Scan the entries below for the word "spade", then copy each line that holds it.
-------- INPUT MATERIAL
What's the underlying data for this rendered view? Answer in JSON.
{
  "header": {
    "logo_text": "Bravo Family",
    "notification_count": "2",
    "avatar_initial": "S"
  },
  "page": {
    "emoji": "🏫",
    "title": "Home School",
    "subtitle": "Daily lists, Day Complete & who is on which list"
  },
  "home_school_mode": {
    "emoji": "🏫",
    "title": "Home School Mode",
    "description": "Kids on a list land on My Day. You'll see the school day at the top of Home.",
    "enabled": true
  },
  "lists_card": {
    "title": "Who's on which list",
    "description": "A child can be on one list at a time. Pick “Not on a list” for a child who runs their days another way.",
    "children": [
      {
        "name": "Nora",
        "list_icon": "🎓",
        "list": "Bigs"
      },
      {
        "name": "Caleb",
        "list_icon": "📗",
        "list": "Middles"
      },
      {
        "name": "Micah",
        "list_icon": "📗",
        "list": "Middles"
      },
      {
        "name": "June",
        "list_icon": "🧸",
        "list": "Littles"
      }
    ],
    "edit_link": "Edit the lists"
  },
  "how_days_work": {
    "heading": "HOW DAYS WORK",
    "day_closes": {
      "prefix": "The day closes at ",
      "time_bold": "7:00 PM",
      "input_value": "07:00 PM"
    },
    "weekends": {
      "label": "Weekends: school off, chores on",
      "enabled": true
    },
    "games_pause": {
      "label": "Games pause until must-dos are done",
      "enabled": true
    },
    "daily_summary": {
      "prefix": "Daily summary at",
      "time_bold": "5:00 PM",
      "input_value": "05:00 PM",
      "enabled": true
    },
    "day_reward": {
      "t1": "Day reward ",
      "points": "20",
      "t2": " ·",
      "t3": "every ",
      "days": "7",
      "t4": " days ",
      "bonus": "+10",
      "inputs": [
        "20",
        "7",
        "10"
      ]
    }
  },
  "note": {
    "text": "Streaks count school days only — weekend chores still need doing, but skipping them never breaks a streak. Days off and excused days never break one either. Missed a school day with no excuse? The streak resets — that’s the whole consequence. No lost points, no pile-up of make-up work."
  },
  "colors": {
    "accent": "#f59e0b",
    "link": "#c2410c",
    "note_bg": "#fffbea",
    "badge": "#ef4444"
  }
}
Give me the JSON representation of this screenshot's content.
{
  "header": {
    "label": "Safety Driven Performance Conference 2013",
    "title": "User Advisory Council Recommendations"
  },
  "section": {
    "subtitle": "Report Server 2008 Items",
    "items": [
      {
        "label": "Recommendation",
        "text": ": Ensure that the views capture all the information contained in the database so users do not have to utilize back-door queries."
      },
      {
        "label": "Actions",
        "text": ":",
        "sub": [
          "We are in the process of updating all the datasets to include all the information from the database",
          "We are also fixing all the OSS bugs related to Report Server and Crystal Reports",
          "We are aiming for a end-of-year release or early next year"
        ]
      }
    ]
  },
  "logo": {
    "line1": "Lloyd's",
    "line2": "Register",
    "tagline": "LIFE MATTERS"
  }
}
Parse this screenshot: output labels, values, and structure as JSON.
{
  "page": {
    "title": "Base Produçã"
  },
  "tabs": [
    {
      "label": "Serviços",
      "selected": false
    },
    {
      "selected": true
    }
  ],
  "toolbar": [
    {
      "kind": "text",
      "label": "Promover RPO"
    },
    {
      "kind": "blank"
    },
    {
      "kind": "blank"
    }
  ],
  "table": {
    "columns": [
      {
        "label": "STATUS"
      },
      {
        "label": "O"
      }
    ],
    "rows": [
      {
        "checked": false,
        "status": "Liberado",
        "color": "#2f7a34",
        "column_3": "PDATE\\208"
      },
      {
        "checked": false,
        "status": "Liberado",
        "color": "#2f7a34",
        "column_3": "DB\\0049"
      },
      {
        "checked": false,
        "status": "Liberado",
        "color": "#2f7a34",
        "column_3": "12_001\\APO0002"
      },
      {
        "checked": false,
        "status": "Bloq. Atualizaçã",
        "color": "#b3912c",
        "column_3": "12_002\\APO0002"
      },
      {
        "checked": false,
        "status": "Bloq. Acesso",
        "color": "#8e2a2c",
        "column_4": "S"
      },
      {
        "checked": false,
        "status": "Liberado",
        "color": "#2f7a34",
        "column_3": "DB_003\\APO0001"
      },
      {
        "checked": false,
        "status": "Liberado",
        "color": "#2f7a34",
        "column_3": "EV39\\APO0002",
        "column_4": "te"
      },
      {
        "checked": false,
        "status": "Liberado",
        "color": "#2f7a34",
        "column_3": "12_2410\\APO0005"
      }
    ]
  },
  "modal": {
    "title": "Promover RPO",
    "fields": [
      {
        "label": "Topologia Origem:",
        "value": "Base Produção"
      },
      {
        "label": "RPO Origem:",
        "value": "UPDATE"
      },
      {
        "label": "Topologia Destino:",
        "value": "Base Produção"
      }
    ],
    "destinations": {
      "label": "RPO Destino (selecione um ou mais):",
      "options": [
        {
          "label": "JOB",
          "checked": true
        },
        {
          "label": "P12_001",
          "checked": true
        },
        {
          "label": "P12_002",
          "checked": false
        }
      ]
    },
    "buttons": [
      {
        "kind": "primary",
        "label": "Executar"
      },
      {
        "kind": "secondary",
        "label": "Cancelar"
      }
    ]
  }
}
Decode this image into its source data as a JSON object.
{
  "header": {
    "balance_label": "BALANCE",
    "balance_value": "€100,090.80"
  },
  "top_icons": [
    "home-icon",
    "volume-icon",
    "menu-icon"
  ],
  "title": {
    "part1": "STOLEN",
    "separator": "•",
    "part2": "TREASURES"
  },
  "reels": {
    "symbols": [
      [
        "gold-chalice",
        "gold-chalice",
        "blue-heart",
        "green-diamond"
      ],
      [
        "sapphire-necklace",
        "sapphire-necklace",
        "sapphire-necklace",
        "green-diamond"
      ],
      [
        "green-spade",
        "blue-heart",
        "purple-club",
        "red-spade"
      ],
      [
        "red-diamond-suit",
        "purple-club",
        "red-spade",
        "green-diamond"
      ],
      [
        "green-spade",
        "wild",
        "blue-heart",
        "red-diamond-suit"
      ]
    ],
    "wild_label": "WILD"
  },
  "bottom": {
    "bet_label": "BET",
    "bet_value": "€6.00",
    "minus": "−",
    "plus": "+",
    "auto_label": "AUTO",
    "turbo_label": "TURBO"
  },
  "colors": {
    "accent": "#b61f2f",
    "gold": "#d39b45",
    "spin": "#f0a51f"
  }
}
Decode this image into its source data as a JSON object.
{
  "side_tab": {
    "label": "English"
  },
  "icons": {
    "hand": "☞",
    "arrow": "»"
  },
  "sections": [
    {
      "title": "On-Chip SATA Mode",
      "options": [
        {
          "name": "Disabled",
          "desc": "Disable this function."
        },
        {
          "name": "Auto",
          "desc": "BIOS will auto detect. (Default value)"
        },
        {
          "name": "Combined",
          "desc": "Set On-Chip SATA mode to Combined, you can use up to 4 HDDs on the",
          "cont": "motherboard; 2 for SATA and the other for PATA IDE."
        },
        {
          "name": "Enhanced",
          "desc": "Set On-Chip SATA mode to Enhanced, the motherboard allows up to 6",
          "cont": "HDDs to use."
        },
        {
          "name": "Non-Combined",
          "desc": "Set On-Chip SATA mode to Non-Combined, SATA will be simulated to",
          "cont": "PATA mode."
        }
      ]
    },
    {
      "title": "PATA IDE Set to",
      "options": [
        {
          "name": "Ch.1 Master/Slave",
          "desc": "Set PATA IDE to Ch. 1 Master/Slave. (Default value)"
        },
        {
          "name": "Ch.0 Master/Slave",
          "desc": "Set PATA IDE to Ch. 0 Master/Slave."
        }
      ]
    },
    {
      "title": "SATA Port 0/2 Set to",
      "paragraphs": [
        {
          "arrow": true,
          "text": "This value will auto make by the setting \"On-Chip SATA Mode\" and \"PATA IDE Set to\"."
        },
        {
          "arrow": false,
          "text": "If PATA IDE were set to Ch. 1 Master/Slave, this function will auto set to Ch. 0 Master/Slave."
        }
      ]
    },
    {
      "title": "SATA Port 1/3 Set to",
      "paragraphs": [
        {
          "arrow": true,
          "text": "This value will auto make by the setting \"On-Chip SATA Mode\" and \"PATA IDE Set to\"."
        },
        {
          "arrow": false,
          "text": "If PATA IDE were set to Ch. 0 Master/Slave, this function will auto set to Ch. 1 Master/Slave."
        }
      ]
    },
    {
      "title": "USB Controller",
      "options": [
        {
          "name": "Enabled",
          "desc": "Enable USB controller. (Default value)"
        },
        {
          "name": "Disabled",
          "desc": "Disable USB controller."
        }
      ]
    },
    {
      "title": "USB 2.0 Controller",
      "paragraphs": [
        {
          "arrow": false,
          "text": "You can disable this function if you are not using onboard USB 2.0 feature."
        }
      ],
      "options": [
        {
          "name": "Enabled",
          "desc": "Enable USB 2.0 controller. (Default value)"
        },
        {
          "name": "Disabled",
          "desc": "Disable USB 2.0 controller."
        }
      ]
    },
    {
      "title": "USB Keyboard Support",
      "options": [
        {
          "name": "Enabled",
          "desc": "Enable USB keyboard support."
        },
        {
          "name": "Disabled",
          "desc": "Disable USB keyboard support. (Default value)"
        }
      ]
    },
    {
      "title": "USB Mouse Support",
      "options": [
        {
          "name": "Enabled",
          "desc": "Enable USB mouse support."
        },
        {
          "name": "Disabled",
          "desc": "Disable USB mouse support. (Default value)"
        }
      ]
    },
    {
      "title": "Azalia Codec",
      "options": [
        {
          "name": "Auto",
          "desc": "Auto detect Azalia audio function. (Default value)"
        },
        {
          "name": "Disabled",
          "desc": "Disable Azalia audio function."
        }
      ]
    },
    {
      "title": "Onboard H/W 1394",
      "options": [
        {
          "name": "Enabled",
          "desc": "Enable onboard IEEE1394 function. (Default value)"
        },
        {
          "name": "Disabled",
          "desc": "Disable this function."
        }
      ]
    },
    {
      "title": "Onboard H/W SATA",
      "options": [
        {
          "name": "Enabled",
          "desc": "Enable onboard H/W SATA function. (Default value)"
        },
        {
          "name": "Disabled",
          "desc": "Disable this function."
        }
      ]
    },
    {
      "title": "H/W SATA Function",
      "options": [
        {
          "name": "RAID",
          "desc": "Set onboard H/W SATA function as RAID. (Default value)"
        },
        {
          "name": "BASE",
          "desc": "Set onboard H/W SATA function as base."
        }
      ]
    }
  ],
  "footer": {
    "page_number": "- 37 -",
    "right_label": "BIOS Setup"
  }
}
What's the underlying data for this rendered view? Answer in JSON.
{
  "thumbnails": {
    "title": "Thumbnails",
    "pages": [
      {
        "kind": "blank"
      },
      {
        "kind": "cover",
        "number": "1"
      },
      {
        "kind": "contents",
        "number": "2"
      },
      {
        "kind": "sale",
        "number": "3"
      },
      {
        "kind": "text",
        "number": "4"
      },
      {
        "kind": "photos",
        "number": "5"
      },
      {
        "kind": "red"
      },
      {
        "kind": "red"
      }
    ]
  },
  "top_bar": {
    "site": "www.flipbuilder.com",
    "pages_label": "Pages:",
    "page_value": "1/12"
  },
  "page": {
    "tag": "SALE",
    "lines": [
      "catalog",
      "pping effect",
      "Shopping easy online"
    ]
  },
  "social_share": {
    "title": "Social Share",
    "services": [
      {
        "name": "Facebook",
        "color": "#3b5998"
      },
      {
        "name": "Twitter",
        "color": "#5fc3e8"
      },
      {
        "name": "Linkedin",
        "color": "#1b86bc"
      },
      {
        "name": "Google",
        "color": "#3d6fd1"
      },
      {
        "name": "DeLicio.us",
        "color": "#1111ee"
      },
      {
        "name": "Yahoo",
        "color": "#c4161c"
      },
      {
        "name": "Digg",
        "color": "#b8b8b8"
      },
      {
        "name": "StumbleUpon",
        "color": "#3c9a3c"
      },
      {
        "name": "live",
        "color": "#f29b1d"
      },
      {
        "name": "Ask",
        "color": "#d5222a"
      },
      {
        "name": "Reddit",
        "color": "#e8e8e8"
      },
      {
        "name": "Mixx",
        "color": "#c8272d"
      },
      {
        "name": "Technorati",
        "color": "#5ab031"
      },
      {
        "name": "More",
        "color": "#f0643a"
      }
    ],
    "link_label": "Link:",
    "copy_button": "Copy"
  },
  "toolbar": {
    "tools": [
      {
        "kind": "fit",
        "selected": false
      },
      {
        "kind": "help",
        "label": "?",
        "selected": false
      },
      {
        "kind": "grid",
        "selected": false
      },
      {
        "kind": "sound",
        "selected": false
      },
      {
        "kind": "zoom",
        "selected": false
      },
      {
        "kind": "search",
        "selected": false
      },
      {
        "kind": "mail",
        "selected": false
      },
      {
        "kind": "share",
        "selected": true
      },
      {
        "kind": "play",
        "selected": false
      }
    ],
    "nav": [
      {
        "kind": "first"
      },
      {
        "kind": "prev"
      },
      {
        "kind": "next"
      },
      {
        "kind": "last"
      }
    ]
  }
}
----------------
• [PROBLEM SOLUTION]
        "green-spade",
        "red-spade"
        "red-spade",
        "green-spade",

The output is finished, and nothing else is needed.